NIGERIA presents itself to the world in fascinating contrasts and as a study in unrealised expectations and beckoning greatness frustrated by adversity and self-inflicted wounds. Facebook founder, Mark Zuckerberg, alluded on an optimistic note, to one dimension of the Nigerian paradox when he told a workshop in Lagos last Wednesday that despite the biting economic hardship “after being here, there is no way that this place (Nigeria), doesn’t end up shaping the way things get done around the world.”

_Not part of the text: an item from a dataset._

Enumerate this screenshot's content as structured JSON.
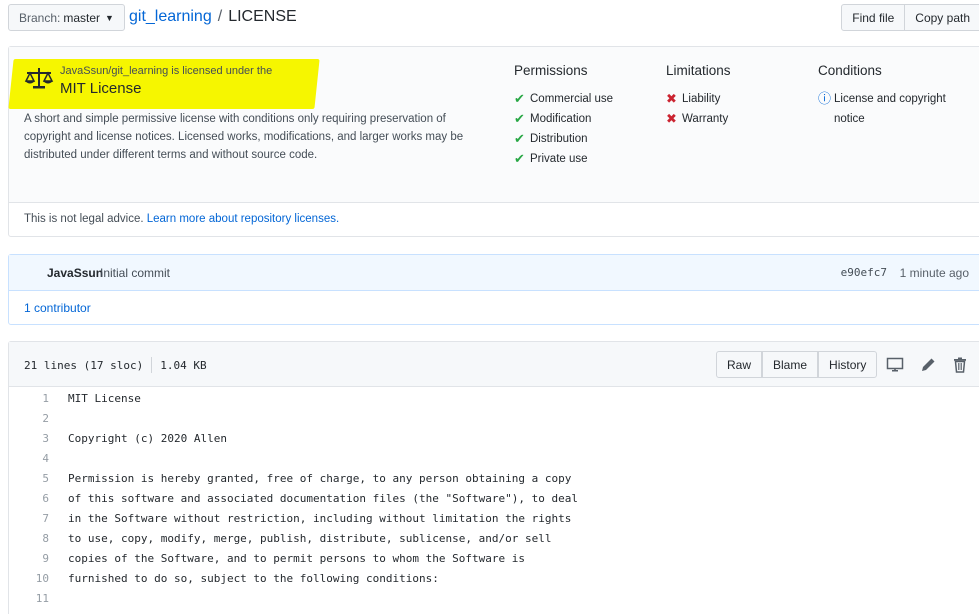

It does not appear that Zuckerberg was merely speaking to please his growing clientele in Nigeria; rather, he seemed earnest, echoing statements which several world leaders have made about Nigeria’s manifest destiny. If the country will eventually transit from the current wilderness of deferred greatness to the world stage however, it must get among other things its democratic governance right, by alternating power smoothly between its major parties in free and fair elections. It is in this context that we worry about the looming erasure from the country’s political map of the Peoples Democratic Party (PDP). Of course, it is easy to say good riddance if the PDP expires as a result of external pressure and ongoing bickering, considering its many blemishes. In fact, several politicians and sympathisers of the ruling All Progressives Congress (APC) are already gloating at the travails of the PDP if for no other reason than that it would mean that a major rival has gone into extinction. It is difficult nonetheless for a true democrat to rejoice at the probable emergence of a one-party state, however virtuous that one party is. As this writer suggested in his article, “PDP: An opposition party absent from duty” , democracy is the better and healthier for it when it is served by two major parties, each with roughly equal chances of winning or losing general elections. True, and as some politicians are already strategising, another party may rise up from the ashes of the PDP, but will such a party have the spread and the forte of the imploding PDP?
As known, the gravity of the current fractionalisation of the party is evident in the holding of rival primaries by the two major factions for the forthcoming Ondo State election, suggesting that the schisms are deep and hard to reconcile. Similarly, the crisis has thrown up a plethora of court cases and rival court rulings to the extent that it will be almost impossible to hold a National Convention without one side obtaining an injunction to abort it.
The unravelling of what was once proclaimed as Africa’s largest party, projected to govern the country for 60 years, carries with it a hint of tragedy mutating into farce as one observes the combatants displaying fervour at tackling their opponents without a trace of embarrassment or awareness that both parties in the fray are sealing the doom of their party. This blissful or pretended ignorance reminds one of Prof. Larry Diamond’s comment in his seminal book on Nigeria’s First Republic that when actors driving on a narrow lane show no awareness of the fragile terrain in which they are acting, they provoke a Samson option in which all contending parties face destruction. It is possible of course as some have speculated that one of the disputing parties is merely playing the spoiler with instigation from the ruling party, becoming defiant in order to bring about a mutually assured destruction of the PDP.
It will be unfortunate if the PDP lapses and pushes itself off the national stage because of real and contrived problems. Tensions and conflicts are to be expected in all organisations — large or small; the larger, the more likely they will incubate conflicts. Indeed, some conflicts can be creative if they lead to organisational renewal or bring about an important reformulation of strategies, goals and tactics. There is no hint, however, that the conflicts in the PDP, denaturing and festering, have anything to do with noble visions or ideals that can restart the party. Hence, at a time when Nigerians are in need of an effective opposition to both act as a check on the ruling party and to sign post better days to come, the PDP, or some of its leaders regale themselves with tactical victories obtained at the cost of pushing their party more and more into ruins.
Ordinarily, the statement credited to the Director, New Media of the PDP, Deji Adeyanju, last Thursday to the effect that President Muhammadu Buhari should pay close attention to the economy or resign should have attracted some mileage. But if Buhari wants to be cynical, his spokespersons can ask Adeyanju whether he is speaking for the Ahmed Makarfi faction or the Ali Modu Sheriff faction of the party. In other words, nobody can take seriously a party so divided and which has made political differences of combatants a priority issue. It is possible that the PDP wary of the consequences of their collective abasement and their impact on our fragile democracy will allow common sense to prevail and build bridges across the current divides. If this happens quickly enough, the party may yet be rescued from its current suicidal journey from irrelevance to extinction.
In the unlikely event that the party overcomes its current troubles, it will wobble on as an inconsequential player in the scheme of things. However that goes, our democracy needs a vibrant opposition party to move the country to the next stage of democratic consolidation.
- Olukotun is a professor of political communication.